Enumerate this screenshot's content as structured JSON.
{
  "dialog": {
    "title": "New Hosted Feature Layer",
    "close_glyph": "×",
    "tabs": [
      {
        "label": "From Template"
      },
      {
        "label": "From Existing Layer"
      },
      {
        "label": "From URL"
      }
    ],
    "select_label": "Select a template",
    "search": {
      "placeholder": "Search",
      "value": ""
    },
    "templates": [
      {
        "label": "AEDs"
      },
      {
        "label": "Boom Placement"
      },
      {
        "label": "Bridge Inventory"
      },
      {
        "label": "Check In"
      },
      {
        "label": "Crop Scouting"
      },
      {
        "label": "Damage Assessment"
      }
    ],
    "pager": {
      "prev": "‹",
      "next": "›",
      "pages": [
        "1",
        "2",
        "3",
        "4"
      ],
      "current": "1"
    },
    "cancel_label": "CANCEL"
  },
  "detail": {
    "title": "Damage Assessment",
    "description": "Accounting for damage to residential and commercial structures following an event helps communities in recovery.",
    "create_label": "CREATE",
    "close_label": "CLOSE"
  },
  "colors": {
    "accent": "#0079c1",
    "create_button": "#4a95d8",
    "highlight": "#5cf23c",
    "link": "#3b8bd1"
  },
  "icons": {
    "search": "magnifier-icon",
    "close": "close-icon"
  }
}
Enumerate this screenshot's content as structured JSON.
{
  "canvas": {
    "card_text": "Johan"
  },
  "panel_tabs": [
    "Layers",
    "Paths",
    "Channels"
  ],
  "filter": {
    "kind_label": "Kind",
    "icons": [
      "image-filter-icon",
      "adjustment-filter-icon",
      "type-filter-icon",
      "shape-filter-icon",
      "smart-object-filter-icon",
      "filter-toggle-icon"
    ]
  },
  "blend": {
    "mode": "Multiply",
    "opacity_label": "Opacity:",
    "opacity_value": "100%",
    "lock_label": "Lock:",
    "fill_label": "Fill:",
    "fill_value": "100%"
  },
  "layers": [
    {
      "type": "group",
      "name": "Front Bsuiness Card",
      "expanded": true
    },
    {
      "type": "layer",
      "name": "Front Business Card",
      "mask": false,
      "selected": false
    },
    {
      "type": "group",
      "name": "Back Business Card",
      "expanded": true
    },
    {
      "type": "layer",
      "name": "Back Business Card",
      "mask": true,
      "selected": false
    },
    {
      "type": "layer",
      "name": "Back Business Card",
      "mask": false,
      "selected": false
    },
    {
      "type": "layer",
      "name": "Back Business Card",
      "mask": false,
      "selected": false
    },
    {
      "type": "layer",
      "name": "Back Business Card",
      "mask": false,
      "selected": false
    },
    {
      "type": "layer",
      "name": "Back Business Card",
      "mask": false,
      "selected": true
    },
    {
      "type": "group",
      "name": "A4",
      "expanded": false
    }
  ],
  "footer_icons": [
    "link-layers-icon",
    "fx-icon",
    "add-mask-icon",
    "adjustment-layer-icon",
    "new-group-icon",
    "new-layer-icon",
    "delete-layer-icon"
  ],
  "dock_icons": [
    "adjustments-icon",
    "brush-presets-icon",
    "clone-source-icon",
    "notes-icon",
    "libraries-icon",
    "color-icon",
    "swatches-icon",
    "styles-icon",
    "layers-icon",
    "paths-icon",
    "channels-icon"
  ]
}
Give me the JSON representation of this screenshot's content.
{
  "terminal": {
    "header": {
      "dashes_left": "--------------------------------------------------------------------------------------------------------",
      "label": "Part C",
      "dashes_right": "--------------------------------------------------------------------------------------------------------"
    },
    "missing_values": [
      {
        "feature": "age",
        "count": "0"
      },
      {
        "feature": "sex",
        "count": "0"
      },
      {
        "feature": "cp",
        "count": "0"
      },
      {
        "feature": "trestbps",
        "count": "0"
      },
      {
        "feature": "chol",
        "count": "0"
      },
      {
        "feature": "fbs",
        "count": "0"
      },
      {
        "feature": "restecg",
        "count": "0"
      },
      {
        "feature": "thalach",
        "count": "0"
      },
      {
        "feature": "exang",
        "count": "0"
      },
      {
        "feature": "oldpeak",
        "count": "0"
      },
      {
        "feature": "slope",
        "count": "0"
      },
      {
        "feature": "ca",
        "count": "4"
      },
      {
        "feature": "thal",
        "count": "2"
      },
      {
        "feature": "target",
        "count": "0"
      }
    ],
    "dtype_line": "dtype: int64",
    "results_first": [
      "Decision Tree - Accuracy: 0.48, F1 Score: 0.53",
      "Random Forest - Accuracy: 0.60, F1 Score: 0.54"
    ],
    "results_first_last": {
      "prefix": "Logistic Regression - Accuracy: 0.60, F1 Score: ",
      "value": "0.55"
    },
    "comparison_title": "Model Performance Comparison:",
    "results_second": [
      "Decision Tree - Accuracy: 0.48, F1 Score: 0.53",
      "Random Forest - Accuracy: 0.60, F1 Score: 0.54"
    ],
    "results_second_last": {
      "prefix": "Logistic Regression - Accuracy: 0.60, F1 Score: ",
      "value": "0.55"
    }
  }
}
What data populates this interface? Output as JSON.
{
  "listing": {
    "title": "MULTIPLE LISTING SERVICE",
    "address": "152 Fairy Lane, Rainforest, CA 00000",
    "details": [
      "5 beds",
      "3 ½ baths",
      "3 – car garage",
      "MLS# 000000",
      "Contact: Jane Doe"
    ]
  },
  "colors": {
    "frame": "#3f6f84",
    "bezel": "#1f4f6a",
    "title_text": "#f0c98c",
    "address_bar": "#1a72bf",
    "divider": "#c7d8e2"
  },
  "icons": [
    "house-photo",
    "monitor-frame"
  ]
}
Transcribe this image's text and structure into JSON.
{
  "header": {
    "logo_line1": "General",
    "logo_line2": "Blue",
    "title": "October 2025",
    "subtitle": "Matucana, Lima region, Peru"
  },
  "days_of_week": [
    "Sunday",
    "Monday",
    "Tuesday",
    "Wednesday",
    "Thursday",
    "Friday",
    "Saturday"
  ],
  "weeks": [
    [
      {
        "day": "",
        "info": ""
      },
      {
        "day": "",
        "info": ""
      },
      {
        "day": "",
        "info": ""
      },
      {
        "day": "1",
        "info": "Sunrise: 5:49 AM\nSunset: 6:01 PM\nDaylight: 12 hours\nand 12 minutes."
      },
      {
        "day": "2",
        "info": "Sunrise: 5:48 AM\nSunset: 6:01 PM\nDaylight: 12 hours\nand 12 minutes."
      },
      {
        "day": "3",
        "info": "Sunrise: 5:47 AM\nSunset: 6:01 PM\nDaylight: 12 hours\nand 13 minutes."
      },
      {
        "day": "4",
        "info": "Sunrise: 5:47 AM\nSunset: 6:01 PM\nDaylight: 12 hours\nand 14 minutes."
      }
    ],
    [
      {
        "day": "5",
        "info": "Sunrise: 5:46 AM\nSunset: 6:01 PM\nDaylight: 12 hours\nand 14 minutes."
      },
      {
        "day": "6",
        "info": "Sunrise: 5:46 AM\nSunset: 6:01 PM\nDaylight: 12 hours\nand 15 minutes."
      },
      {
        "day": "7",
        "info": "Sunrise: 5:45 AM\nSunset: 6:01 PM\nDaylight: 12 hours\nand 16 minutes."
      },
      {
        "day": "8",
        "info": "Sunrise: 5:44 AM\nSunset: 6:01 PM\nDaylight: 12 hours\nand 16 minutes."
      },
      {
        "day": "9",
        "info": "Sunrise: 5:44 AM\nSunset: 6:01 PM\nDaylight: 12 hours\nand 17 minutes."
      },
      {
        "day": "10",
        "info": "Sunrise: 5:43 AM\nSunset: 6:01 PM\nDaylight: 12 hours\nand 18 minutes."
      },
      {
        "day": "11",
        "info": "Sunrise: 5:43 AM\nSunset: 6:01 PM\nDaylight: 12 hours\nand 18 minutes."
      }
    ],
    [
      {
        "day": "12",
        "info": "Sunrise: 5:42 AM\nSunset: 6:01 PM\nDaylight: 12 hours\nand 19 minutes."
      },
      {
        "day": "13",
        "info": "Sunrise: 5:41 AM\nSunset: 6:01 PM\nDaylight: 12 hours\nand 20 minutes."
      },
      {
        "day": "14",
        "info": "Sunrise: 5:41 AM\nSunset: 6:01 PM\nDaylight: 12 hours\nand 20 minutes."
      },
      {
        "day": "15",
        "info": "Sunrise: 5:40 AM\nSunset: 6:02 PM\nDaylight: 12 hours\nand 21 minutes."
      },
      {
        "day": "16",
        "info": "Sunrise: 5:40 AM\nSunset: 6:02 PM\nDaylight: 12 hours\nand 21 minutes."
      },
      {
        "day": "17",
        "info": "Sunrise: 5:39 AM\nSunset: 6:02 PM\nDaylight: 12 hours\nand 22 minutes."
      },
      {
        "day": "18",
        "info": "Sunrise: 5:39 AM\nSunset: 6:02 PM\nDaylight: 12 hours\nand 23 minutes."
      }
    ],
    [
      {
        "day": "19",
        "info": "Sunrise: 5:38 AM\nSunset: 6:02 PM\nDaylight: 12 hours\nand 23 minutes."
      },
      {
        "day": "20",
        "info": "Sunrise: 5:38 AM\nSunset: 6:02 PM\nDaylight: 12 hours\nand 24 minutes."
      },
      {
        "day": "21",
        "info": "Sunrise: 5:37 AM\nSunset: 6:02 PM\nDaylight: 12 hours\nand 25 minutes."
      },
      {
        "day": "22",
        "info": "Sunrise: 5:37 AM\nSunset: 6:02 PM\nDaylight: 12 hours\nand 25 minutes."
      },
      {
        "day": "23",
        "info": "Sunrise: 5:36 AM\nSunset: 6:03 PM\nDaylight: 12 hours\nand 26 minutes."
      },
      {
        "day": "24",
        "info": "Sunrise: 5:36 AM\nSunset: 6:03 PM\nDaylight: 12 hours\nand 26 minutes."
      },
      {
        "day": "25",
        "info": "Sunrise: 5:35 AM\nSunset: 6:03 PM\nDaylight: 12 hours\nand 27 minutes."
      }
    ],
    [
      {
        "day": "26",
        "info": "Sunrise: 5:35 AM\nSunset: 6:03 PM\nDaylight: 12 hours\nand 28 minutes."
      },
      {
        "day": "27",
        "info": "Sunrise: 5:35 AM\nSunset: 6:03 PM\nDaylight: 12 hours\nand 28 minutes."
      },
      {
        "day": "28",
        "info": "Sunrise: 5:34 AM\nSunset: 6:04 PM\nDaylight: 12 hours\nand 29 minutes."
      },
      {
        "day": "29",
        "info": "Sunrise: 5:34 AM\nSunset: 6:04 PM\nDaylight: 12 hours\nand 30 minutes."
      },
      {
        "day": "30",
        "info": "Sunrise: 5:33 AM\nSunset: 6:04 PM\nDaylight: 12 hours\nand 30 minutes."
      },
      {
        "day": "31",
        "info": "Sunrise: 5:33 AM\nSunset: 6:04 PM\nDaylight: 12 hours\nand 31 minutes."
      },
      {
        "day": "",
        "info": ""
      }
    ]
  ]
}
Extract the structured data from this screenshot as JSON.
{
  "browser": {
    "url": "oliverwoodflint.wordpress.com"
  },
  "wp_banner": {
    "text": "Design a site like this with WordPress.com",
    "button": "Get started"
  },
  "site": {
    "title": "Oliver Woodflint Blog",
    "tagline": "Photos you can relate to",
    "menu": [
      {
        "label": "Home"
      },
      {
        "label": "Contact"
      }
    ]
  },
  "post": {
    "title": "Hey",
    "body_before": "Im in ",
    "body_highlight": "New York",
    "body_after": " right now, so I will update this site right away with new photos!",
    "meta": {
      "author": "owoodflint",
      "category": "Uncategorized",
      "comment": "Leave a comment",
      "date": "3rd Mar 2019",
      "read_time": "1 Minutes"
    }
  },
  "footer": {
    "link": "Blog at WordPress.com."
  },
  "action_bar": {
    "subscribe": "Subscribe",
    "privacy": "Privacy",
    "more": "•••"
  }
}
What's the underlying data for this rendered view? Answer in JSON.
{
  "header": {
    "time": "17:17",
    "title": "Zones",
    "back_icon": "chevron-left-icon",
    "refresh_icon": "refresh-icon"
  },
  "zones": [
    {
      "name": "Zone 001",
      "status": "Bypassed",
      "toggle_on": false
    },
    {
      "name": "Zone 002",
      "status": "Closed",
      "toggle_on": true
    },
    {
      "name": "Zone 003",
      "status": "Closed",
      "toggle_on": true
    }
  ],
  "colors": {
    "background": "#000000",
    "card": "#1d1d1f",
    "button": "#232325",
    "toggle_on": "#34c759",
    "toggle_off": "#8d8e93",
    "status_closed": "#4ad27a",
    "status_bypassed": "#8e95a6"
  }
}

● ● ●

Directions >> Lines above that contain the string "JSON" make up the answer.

Result of the exercise >>
Enumerate this screenshot's content as structured JSON.
Enumerate this screenshot's content as structured JSON.
Give me the JSON representation of this screenshot's content.
What data populates this interface? Output as JSON.
Transcribe this image's text and structure into JSON.
Extract the structured data from this screenshot as JSON.
What's the underlying data for this rendered view? Answer in JSON.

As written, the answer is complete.